*GIVEN RECORDS*.
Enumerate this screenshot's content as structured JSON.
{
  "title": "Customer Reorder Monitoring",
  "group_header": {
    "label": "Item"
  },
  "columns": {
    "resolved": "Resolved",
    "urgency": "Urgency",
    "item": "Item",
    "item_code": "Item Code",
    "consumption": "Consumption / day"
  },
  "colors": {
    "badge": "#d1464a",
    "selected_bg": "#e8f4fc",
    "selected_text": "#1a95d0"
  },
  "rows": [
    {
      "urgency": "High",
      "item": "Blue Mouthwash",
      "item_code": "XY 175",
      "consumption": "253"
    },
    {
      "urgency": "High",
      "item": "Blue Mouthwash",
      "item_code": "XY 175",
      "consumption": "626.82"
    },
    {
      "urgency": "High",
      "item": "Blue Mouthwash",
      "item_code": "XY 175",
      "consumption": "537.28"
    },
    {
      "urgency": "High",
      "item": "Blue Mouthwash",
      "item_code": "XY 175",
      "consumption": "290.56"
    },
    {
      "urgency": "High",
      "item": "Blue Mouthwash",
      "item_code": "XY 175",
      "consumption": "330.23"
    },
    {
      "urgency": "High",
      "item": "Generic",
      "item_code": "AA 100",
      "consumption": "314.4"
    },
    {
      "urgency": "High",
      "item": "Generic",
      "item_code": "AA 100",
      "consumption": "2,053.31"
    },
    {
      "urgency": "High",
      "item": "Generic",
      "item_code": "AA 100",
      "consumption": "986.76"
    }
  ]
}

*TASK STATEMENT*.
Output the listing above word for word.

*RESPONSE BOX*.
Enumerate this screenshot's content as structured JSON.
{
  "title": "Customer Reorder Monitoring",
  "group_header": {
    "label": "Item"
  },
  "columns": {
    "resolved": "Resolved",
    "urgency": "Urgency",
    "item": "Item",
    "item_code": "Item Code",
    "consumption": "Consumption / day"
  },
  "colors": {
    "badge": "#d1464a",
    "selected_bg": "#e8f4fc",
    "selected_text": "#1a95d0"
  },
  "rows": [
    {
      "urgency": "High",
      "item": "Blue Mouthwash",
      "item_code": "XY 175",
      "consumption": "253"
    },
    {
      "urgency": "High",
      "item": "Blue Mouthwash",
      "item_code": "XY 175",
      "consumption": "626.82"
    },
    {
      "urgency": "High",
      "item": "Blue Mouthwash",
      "item_code": "XY 175",
      "consumption": "537.28"
    },
    {
      "urgency": "High",
      "item": "Blue Mouthwash",
      "item_code": "XY 175",
      "consumption": "290.56"
    },
    {
      "urgency": "High",
      "item": "Blue Mouthwash",
      "item_code": "XY 175",
      "consumption": "330.23"
    },
    {
      "urgency": "High",
      "item": "Generic",
      "item_code": "AA 100",
      "consumption": "314.4"
    },
    {
      "urgency": "High",
      "item": "Generic",
      "item_code": "AA 100",
      "consumption": "2,053.31"
    },
    {
      "urgency": "High",
      "item": "Generic",
      "item_code": "AA 100",
      "consumption": "986.76"
    }
  ]
}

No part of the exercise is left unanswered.